Functional training and confusing consequences
Better Version of You
Nearly everyone has seen it at one time or another; the guy at the gym standing atop a physio-ball on one leg doing overhead presses while jumping off the highest box he can find in between sets. If you inquire about his training methods, you’ll likely receive a long-winded answer regarding “functional training.” Perhaps he will further explain that this type of training confuses the body and elicits further gains. Unfortunately, the last decade or so has brought a new wave of functional training advocates who are often misinformed. Originally, these programs sought a higher level of transferability to life/sport via the use of odd objects, and alternative training environments outside of the traditional gym setting. However, today it has evolved into training programs with poor exercise selection, high risk and sparse results.
I am all for training specificity, as I train athletes for a living. That being said, as a strength and conditioning professional I ensure that the methods I implement truly transfer to sport. My job is to provide each athlete with the tools necessary to dominate their sport while staying healthy. I aim to improve strength, speed, power, mobility, endurance and a host of other physiological characteristics. Once I have instructed proper technique, I will absolutely seek to include more sports specific training methods. However, I will never get carried away and confuse myself with a sport coach or believe that I can teach an athlete to be better at their sport than their coach.
K.I.S.S. AWAY CONFUSION
One of the best pieces of advice I ever received in regards to programming was the K.I.S.S. principle, standing for “Keep it simple, Stupid.” I’ve witnessed training programs of various champion Olympic level athletes, and every single one of them followed a basic program but executed it to the highest level possible. Every athlete should master fundamentals before seeking complexity. Variation for the sake of thrill or bypassing boredom is no excuse for poor programming. If you don’t understand why you are doing something, how it’s helping you, and at least two progression/regressions, then don’t do it. Don’t be lead to believe that you must adopt every new training method that comes your way simply because somebody touts it as the latest and greatest. Many strength coaches, much smarter than myself, have written basic programs in the past that still work today. Nearly everything in strength and conditioning has been discovered or thought of, all that you need to do is properly apply it. Be smart, train smart, and stay healthy.

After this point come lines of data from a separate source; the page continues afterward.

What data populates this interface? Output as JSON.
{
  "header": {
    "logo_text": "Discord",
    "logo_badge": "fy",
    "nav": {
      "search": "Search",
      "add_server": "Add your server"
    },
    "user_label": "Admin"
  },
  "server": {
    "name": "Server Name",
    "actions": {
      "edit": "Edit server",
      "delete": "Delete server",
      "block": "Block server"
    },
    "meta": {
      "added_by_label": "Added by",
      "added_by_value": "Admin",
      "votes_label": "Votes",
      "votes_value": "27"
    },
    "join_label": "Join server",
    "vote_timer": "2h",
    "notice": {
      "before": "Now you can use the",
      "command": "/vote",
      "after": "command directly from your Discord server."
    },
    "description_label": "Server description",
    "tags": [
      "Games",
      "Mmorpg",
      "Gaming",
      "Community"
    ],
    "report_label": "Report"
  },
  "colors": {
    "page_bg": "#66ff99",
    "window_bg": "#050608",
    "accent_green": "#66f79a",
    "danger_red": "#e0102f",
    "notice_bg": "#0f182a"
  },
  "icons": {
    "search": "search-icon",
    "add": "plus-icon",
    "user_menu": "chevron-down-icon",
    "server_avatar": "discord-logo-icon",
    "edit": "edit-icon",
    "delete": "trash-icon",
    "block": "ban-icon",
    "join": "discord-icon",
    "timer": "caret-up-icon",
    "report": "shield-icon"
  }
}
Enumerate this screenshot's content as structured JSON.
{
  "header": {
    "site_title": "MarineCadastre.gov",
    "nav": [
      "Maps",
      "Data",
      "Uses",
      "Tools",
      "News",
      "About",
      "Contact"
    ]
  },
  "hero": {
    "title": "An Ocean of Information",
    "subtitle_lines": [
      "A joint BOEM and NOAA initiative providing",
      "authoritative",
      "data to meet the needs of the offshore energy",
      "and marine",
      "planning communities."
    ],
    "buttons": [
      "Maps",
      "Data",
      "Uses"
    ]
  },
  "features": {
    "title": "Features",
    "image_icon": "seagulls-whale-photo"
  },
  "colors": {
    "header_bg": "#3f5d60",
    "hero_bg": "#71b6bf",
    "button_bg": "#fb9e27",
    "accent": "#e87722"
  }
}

Jimmy Pritchard has a B.S. from Colorado Mesa University and is a certified strength and conditioning specialist through the National Strength and Conditioning Association. He is the Assistant Strength Coach at Ski and Snowboard Club Vail. Pritchard’s passion is to help others meet, and often exceed their goals in all areas of fitness. Contact him at 970-331-3513 or firstname.lastname@example.org
Rita’s two closest peers have climbed the 8,850-meter (29,035-foot) peak 21 times each, but both of them have retired from mountain climbing.